Tina Nakae has been teaching in rural Washington for 25 years; engaging and building learning communities for students in a variety of ways. Tina teaches middle school math, but contributes to the high school math curriculum as an applied math teacher at Trout Lake School. She has also started many programs at the school. She leads a homework club four mornings a week called Breakfast Club and an evening study group once a week. Any student K-12 grade can show up to these times. She builds solid relationships with a variety of students, especially those students who may be struggling. Tina was instrumental in starting the ALTA program at Trout Lake. ALTA stands for “Achievement Leads to Advancement,” a class for all 7th and 8th grade students that helps them to set goals and develop organization and task-analysis skills.
Tina’s greatest strengths lie in her ability to be compassionate and collaborative. At Trout Lake School the Hispanic population has increased over the last ten years. In order to better communicate with parents of these students she voluntarily began to take Spanish classes. Many of her students who have moved on to other schools or graduated continue to come back and visit Tina and express their appreciation. During staff meetings she advocates for her positions, but can also be the voice of reason during a discussion. Tina is consistently putting the needs of her students in the forefront of conversations. Other staff respect her views because she leads by example and is the first to volunteer to try and make things better for the school. She has willingly coached, advised, and mentored in service to the school and the Trout Lake community.
Our Teacher Feature highlights the outstanding work of those teachers in the southwest Washington region who were nominated for the honor of Teacher of the Year.

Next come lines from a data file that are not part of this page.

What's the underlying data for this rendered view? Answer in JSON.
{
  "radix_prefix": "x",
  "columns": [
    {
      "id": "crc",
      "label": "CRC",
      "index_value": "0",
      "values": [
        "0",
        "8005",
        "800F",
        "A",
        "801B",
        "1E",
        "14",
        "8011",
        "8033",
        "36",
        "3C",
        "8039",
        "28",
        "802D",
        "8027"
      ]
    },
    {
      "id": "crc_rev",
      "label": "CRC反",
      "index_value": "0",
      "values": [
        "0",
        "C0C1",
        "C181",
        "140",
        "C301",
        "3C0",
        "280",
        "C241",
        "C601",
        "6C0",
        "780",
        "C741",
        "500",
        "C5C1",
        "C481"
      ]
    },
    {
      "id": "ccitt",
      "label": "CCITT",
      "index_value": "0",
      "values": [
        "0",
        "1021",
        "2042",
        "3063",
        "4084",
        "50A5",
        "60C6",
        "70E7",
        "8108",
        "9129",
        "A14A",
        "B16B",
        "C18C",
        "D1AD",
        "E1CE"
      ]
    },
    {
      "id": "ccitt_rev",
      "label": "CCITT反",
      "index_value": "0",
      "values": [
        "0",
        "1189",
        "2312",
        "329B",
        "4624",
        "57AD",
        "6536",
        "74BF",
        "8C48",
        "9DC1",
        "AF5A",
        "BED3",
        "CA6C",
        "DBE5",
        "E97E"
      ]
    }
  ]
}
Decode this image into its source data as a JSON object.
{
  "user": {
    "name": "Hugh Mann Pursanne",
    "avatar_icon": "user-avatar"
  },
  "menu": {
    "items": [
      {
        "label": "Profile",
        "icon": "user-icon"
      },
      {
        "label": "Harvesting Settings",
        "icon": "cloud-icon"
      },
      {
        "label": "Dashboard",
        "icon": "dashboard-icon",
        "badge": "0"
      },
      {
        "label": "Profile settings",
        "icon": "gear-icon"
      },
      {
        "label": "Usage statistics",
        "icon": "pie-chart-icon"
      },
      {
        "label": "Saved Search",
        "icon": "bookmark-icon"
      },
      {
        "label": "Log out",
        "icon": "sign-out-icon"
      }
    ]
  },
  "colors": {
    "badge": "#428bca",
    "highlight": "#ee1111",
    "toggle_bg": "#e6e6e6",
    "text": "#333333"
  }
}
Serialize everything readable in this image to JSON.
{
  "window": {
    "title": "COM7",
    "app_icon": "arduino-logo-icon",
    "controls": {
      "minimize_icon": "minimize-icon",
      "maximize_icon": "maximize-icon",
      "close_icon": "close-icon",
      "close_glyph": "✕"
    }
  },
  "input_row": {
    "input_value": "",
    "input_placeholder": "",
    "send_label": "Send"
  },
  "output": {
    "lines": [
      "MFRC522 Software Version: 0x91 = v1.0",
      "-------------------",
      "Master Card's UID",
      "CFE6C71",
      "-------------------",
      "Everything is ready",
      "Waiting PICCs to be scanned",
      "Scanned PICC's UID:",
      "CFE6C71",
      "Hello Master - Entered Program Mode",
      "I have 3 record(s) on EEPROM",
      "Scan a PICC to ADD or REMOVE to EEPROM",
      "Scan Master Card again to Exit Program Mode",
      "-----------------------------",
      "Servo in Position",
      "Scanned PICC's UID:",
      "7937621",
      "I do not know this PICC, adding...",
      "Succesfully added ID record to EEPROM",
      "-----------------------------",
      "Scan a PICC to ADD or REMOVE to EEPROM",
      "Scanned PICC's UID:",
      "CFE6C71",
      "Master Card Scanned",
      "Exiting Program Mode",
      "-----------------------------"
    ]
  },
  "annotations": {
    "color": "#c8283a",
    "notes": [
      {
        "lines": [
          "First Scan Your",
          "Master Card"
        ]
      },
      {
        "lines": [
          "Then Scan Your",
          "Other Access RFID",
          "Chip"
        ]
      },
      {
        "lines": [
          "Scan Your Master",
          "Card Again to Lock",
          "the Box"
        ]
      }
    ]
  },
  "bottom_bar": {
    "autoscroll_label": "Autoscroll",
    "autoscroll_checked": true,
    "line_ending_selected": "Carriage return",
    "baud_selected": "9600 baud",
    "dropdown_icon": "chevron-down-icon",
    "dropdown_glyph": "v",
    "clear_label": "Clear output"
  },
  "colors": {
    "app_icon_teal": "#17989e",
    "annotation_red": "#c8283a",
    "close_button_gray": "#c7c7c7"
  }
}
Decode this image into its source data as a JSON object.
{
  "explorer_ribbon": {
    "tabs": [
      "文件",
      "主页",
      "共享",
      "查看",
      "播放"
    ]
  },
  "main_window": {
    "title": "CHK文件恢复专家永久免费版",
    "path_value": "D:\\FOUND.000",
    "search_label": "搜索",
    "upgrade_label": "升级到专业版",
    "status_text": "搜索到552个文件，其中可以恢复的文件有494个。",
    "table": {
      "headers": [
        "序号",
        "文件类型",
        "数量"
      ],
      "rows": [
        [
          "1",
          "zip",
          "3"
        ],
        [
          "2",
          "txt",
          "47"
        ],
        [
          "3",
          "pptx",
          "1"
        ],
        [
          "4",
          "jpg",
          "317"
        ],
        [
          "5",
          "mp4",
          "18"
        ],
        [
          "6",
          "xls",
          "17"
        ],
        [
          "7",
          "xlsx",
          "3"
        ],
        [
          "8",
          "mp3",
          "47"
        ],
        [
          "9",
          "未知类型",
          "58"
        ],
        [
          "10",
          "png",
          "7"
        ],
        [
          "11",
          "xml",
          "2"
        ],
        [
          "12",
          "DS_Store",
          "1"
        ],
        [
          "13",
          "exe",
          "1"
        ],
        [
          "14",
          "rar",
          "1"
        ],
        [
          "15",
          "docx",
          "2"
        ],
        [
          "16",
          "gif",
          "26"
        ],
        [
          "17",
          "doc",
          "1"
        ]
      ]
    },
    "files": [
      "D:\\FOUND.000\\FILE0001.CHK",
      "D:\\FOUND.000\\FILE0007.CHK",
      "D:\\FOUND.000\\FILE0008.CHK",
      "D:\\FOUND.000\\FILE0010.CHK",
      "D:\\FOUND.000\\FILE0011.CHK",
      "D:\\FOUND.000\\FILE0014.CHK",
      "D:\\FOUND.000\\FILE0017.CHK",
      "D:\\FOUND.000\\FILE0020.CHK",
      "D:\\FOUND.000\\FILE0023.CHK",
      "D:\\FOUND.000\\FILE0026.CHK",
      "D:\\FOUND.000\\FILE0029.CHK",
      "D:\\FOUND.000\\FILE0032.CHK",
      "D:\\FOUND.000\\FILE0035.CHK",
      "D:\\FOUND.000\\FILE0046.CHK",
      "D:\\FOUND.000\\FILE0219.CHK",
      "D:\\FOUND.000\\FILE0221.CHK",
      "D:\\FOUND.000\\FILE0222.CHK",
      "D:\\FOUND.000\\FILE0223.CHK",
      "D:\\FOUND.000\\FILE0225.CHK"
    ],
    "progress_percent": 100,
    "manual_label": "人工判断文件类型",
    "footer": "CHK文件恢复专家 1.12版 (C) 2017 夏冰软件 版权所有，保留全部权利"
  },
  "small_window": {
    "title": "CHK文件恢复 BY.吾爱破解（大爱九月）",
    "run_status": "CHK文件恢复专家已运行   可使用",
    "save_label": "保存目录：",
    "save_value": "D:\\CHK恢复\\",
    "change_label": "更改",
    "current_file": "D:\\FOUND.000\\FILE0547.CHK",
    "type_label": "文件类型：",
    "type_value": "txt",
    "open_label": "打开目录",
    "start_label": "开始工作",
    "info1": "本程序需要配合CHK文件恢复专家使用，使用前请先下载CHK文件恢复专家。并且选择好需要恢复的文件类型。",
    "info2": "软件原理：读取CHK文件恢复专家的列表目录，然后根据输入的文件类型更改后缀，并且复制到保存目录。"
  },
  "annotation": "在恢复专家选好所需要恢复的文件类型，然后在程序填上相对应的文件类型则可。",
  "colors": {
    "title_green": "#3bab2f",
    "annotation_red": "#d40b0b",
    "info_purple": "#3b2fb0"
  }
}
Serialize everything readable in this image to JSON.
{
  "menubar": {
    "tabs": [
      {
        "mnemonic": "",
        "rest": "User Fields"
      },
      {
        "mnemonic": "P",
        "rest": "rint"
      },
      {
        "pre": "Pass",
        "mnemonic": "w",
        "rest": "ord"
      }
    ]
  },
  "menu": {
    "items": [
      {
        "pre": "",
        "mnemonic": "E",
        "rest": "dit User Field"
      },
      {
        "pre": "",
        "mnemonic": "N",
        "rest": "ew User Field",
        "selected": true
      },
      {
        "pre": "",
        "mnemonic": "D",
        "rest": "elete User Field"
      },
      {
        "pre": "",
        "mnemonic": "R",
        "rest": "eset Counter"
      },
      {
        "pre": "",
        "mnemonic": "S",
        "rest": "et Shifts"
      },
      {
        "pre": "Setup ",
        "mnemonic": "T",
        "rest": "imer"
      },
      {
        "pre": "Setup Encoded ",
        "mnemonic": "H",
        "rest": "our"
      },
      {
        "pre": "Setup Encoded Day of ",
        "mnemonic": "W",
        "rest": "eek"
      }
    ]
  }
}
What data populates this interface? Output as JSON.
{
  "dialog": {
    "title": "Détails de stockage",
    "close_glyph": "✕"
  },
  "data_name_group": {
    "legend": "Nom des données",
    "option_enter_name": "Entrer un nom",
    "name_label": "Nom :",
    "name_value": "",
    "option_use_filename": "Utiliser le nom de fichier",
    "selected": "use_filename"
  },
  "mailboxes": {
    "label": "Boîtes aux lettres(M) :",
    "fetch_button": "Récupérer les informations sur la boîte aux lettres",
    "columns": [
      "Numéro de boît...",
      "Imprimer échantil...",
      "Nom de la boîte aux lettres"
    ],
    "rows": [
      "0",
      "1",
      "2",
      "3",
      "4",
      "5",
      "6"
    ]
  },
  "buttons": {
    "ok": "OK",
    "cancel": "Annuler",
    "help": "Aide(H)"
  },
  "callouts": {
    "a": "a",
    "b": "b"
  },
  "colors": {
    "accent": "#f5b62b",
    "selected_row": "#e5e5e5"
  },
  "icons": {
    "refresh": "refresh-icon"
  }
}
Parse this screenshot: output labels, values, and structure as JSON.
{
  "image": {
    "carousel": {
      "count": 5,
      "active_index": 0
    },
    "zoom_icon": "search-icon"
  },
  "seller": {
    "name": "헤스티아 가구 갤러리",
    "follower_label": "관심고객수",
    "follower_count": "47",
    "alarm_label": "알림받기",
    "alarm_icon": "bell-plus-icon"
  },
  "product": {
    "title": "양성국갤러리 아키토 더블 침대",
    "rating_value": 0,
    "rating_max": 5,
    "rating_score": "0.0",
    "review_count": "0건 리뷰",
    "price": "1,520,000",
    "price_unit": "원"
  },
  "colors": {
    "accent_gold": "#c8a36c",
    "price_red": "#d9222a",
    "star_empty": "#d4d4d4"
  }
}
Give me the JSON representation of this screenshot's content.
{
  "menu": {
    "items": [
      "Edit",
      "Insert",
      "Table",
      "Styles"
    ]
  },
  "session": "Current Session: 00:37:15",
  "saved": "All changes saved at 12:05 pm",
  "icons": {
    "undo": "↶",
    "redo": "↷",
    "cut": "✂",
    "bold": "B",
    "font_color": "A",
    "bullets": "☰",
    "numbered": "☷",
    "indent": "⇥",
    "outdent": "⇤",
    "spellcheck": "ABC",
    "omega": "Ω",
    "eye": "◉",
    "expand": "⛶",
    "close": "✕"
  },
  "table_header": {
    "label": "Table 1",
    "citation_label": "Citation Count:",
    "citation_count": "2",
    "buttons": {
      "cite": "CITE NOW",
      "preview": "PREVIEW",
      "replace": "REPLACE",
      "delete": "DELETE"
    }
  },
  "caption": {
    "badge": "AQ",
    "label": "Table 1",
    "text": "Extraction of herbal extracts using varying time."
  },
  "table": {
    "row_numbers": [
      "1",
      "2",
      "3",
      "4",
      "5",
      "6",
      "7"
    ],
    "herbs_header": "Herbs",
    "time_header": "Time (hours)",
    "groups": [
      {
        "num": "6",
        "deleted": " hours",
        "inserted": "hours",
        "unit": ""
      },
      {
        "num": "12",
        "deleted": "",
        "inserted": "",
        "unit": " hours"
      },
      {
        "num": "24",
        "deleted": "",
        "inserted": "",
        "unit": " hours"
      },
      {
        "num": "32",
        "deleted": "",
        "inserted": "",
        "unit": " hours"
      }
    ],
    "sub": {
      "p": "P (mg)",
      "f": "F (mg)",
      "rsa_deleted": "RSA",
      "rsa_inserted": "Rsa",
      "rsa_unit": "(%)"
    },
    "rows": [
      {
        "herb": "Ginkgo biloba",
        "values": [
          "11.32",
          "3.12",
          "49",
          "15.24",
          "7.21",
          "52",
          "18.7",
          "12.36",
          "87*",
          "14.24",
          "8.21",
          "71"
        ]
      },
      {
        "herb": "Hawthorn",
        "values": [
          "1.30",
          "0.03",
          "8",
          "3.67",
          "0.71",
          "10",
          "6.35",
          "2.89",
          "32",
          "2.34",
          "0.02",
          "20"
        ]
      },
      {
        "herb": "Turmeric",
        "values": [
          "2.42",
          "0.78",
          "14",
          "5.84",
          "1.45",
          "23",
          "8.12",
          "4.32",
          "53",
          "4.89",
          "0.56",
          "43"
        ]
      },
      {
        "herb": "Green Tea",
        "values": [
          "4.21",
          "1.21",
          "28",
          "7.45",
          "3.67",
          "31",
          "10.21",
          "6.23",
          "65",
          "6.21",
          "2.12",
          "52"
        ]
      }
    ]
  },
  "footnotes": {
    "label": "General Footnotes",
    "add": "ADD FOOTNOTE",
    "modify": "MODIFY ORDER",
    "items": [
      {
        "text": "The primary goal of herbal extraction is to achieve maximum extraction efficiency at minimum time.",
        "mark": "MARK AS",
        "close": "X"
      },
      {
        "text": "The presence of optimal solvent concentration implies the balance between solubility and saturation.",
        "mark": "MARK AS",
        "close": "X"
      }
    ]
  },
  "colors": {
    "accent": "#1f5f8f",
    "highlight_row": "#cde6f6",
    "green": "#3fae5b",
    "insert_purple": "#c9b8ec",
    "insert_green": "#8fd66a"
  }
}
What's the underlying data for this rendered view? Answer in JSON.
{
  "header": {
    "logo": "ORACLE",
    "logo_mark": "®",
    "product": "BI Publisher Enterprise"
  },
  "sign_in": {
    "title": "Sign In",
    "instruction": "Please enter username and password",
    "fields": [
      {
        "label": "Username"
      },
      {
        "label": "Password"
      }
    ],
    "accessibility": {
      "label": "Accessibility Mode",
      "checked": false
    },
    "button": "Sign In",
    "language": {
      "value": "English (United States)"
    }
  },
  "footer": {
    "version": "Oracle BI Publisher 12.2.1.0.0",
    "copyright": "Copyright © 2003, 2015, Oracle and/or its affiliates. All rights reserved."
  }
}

ESD 112 acknowledges and honors the traditional lands of the Cowlitz and Chinook Tribes, Lower Columbia Peoples, Shoalwater Bay Tribe and the Confederated Tribes and Bands of the Yakama Nation, on which our school districts reside in what is now Southwest Washington. We pay respect to the elders and caretakers that have stewarded these lands throughout generations and that are still here today.